#### [What is required]
Line by line, please look for the word "arrow" in the following records, then copy each line you find it in.

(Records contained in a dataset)
━━━━━━━━━━━━━━━━━━━━
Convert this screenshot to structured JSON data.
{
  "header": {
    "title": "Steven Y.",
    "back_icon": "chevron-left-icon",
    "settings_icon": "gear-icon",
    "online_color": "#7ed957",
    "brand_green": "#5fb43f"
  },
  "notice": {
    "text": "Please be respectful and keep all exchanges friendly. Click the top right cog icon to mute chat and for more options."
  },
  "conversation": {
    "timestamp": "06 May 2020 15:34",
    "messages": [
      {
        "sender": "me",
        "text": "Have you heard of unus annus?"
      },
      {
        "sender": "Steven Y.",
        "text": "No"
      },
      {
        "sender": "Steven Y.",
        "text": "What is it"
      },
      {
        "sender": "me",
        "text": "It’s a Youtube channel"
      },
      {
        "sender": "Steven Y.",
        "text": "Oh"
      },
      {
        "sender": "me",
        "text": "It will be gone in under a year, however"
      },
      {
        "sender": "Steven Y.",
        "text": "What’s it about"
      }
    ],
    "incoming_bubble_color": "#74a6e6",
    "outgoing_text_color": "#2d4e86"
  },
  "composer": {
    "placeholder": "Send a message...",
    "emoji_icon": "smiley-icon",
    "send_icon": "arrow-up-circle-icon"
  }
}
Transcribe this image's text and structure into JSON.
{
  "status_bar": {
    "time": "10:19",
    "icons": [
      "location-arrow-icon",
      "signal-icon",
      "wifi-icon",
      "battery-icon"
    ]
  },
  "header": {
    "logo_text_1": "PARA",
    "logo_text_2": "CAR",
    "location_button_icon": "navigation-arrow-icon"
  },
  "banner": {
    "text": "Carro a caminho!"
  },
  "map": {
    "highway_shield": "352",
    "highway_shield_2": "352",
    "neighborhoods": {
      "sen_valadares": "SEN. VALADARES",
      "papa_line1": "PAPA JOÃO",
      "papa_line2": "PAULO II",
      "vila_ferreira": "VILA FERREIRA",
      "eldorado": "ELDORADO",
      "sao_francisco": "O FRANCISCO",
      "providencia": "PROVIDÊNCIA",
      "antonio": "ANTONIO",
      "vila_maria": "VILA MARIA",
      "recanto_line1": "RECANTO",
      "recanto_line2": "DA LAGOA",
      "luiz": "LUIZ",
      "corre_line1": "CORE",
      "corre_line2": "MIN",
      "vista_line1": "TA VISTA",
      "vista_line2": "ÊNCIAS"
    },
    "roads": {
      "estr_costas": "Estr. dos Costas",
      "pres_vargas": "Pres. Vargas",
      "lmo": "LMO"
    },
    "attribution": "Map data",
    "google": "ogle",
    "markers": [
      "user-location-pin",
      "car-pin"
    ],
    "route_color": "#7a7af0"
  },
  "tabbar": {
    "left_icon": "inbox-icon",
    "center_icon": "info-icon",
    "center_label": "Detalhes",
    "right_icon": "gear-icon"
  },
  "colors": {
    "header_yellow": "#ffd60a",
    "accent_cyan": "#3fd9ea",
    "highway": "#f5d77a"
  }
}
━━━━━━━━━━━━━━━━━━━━
#### [Written answer]
    "send_icon": "arrow-up-circle-icon"
      "location-arrow-icon",
    "location_button_icon": "navigation-arrow-icon"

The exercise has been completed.